Element data from apps and pages
***

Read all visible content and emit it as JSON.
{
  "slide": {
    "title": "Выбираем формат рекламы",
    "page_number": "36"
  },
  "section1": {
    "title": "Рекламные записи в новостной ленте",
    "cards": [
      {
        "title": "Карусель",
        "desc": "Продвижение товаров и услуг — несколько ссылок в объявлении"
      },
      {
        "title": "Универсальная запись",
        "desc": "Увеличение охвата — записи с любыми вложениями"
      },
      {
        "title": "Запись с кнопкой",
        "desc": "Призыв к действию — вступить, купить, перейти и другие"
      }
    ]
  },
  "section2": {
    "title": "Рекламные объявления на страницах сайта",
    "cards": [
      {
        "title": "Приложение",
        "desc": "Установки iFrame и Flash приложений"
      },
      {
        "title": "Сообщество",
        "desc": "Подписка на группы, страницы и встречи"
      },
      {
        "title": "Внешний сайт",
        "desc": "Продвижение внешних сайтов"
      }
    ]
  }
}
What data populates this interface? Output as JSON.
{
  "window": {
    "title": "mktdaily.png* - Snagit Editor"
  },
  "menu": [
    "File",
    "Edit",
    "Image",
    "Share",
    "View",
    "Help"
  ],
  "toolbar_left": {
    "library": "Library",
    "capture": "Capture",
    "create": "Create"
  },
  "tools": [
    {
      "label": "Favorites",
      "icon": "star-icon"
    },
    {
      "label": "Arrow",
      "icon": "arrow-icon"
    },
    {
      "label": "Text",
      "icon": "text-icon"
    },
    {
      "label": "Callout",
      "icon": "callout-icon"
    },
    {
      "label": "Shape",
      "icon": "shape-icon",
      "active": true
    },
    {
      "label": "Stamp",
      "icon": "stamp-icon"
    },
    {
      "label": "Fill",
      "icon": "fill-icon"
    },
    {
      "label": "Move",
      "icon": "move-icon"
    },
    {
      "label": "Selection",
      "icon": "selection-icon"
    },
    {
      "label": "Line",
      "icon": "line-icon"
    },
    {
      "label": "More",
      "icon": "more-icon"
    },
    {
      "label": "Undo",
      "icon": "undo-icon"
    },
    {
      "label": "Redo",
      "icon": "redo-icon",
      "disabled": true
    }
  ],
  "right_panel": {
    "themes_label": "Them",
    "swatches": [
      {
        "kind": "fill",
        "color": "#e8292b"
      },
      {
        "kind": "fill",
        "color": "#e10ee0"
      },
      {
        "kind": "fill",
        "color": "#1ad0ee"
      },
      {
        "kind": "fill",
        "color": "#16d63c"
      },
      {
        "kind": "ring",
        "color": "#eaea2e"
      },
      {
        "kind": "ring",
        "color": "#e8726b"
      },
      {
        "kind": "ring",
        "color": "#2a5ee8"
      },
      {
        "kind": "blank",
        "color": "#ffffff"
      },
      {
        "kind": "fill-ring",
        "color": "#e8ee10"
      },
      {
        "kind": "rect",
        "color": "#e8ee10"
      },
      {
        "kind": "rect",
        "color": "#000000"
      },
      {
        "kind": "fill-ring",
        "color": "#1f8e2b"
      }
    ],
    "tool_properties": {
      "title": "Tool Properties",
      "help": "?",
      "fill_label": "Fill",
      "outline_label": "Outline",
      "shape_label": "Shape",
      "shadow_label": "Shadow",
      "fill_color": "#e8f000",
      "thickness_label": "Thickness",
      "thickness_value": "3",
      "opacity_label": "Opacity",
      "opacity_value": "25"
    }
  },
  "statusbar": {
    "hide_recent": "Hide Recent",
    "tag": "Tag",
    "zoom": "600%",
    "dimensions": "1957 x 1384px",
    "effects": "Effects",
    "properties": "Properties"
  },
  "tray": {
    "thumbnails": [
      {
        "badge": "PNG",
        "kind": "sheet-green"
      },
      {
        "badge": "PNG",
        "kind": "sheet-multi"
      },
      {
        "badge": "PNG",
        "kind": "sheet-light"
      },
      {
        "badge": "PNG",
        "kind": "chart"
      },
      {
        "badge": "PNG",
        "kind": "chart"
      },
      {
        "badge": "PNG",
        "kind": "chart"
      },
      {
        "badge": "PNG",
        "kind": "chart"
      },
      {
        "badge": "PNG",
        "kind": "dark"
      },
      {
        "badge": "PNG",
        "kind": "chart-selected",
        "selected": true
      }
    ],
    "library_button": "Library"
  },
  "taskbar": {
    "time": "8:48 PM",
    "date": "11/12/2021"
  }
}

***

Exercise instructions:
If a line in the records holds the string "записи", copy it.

Solution to this exercise:
    "title": "Рекламные записи в новостной ленте",
        "desc": "Увеличение охвата — записи с любыми вложениями"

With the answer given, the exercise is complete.